For Baby Boomers, the year 1970 featured a remarkable display of heroism that not only defined the Apollo manned space exploration program but continues to inspire anyone who may be faced with grim or dire circumstances in which there is seemingly no hope. Apollo 13 was designated as a mission focused largely on scientific exploration as the immediate two preceding missions, Apollo 11 and 12, respectively, fulfilled President Kennedy's goal of a manned lunar landing before the end of the 1960s and then affirming the precision spaceflight and landing skills of American astronauts.

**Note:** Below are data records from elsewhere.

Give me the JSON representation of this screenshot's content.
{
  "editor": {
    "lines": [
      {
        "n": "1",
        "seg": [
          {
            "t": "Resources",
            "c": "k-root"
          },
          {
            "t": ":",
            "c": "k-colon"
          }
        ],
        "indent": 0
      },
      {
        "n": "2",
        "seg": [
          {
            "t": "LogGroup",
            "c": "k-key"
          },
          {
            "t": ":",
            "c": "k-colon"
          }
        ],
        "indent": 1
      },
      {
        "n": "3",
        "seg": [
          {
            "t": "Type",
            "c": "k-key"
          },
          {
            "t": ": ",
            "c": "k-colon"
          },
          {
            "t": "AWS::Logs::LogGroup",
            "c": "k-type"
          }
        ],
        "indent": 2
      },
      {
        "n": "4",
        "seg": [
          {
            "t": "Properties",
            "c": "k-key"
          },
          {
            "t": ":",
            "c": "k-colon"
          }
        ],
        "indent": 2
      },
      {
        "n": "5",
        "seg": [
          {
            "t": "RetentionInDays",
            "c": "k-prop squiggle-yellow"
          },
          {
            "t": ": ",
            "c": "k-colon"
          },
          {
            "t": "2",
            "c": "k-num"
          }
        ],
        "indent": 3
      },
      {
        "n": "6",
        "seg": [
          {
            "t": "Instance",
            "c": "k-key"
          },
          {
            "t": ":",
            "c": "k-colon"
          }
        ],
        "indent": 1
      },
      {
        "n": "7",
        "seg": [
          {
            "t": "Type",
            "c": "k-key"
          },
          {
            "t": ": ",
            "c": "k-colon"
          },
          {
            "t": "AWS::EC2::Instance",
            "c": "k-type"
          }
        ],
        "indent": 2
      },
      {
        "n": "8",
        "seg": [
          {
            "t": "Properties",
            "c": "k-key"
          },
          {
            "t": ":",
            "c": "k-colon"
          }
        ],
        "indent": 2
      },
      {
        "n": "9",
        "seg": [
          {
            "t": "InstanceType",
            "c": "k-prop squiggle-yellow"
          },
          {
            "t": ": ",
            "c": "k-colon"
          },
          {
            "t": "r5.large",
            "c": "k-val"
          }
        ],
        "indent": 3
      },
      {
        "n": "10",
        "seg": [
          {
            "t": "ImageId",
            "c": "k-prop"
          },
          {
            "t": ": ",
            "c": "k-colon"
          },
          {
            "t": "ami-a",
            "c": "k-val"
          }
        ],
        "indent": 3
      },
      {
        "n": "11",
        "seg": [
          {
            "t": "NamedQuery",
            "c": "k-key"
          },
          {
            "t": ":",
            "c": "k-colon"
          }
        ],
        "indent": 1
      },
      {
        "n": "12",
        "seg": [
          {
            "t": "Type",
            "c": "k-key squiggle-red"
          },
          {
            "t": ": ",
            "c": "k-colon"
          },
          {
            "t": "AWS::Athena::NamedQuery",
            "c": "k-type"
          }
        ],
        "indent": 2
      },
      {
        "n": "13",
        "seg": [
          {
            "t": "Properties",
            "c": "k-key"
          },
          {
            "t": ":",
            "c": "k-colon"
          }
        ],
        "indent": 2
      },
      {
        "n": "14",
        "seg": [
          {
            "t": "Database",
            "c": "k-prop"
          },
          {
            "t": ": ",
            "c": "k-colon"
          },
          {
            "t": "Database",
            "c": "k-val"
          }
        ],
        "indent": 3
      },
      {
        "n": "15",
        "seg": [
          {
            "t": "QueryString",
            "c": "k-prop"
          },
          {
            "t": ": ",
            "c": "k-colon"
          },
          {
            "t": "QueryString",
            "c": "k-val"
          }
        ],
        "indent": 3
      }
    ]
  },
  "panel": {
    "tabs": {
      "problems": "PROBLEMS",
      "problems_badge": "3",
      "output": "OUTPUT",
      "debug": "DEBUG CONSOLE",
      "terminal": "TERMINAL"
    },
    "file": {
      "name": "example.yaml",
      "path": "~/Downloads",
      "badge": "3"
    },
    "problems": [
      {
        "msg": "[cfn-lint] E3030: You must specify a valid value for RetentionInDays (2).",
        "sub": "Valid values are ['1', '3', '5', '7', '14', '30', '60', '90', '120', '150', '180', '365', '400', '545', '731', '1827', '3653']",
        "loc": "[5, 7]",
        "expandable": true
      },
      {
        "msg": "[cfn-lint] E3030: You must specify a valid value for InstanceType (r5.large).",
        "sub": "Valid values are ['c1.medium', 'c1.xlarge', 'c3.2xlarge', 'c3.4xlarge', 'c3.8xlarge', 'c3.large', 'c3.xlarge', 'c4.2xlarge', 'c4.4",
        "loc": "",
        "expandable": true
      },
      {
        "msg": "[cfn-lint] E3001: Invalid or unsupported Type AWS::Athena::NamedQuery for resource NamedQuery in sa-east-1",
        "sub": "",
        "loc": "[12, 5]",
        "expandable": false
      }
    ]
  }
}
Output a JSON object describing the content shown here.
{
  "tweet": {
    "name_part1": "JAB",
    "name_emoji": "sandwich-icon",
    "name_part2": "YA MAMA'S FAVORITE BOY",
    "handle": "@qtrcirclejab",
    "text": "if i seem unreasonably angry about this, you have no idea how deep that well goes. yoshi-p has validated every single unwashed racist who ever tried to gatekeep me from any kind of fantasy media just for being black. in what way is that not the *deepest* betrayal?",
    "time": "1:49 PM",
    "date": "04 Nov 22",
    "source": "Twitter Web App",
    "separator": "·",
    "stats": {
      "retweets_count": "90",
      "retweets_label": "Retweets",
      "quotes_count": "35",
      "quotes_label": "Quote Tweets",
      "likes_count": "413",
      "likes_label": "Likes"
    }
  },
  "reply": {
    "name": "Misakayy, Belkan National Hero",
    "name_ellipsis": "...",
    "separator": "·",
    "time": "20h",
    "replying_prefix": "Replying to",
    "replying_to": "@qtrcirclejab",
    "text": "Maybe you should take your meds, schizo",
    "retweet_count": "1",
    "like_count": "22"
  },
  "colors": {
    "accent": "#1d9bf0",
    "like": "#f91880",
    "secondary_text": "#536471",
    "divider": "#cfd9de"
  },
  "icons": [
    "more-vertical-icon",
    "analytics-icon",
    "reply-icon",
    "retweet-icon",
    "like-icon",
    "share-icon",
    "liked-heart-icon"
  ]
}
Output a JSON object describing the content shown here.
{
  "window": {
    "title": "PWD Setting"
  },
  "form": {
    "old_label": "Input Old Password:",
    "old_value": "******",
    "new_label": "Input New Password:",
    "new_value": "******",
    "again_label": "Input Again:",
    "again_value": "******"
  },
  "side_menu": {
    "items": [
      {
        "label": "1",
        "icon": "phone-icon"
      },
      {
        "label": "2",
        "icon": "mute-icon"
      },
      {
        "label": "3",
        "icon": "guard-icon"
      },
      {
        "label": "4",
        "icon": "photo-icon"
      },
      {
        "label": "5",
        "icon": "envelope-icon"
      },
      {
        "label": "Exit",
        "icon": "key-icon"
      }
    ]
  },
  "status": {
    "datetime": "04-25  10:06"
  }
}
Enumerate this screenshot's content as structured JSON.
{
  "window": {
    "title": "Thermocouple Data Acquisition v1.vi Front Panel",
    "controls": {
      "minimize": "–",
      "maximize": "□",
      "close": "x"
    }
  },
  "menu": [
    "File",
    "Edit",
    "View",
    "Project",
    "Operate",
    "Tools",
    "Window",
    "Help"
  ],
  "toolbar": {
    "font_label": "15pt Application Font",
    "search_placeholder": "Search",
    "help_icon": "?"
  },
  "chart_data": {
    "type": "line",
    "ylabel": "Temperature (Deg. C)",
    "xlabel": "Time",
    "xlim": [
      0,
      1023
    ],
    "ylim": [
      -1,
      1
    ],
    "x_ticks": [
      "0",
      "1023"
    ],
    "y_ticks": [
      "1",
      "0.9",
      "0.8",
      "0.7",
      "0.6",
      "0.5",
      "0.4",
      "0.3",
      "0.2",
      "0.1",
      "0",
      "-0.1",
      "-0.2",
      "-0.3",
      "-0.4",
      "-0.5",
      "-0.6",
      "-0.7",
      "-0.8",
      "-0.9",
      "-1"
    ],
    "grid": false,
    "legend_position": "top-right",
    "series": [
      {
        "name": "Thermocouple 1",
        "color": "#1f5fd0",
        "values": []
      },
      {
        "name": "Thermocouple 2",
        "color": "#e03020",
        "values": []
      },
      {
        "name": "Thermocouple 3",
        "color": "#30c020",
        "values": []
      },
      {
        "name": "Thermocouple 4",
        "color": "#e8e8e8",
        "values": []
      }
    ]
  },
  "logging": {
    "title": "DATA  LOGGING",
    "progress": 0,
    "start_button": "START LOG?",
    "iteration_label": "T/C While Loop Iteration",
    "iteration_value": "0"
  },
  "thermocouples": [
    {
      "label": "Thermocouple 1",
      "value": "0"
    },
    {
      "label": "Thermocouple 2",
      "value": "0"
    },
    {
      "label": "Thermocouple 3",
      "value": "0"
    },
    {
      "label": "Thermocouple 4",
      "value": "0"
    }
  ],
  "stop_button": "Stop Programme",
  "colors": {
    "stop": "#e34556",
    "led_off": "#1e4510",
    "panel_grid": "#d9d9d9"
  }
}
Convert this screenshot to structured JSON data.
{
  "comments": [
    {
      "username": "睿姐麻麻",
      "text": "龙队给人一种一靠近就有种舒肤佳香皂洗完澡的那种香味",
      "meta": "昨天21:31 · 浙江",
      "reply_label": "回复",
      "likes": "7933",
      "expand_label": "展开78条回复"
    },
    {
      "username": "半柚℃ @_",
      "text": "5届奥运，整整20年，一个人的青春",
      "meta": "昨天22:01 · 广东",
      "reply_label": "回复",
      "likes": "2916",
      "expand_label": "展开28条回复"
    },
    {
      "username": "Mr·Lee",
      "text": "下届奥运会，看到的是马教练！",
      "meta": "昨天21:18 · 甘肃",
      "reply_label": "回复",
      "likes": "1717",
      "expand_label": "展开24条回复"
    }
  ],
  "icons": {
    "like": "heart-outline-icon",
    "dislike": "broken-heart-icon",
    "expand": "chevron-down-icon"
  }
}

Needless to say, the original Apollo 13 mission was aborted and became a life-or-death situation as an oxygen tank in the service module failed two days into the spaceflight. The Apollo 13 crew - James Lovell, John Swigert and Fred Haise - displayed superlative courage in the face of enormous odds by improvising critical solutions with the aid of ground control to loop around the moon and safely return to Earth. The situation was crucial as the crew faced the prospect of running out of oxygen and power in the midst of their spaceflight. However, the astronauts were able to use the lunar module (call sign "Aquarius") as a lifeboat while shutting down the command module (call sign "Odyssey") so that its resources could be conserved for reentry into Earth's atmosphere.
The "Aquarius" was designed to support two men on the lunar surface two days, but its systems were reconfigured along with transfer of cartridges from "Odyssey" to enable three men to survive for four days. This was cutting it extremely close, especially noting that the mission launched on April 11 and landed back on Earth April 17 (with the explosion of the oxygen tanks occurring April 13).
The Apollo 13 astronauts exemplified heroism not only for the Space Age but for all ages. My father, Dr Vassilios Elias Haloulakos, worked with Lovell and Swigert. Yours truly, courtesy of my father, met Haise in person in 1977. As such, the Apollo 13 astronauts are considered as extended family members! These men were heroes before they were astronauts: all were holders of degrees in science & engineering, active duty members of the US armed services and test pilots. While their original mission was bringing the light of knowledge to all mankind through scientific exploration of another world, the Apollo 13 astronauts ironically ended up exemplifying heroism associated with the Homeric legend that was the command module's call sign!
Apollo 13 has been immortalized in pop culture and media, and we would commend our Galaxy audience to peruse the archives of published works as well as various TV documentaries and of course, take time to watch the 1995 motion picture directed by fellow boomer Ron Howard. As an example of how Apollo 13 still holds the public imagination is that the most popular or widely known expressions inextricably connected with Apollo 13 continue to be a part of our lexicon: "Houston, we have a problem" and "Failure is not an option."
Please join us in celebrating the Golden Anniversary of Apollo 13 by sharing memories of this major historic event by posting to the Galaxy FACEBOOK page (and be sure to "like" us when doing so) or via e-mail to the GNN web site. Please also include your other memories of this remarkable era when mankind set forth on a journey to the stars. Likewise, I am always receptive to hearing from our wonderful Galaxy audience and/or connecting via LinkedIn.
View my LinkedIn profile at: https://www.linkedin.com/in/rev-protodn-george-haloulakos-cfa-bab6b43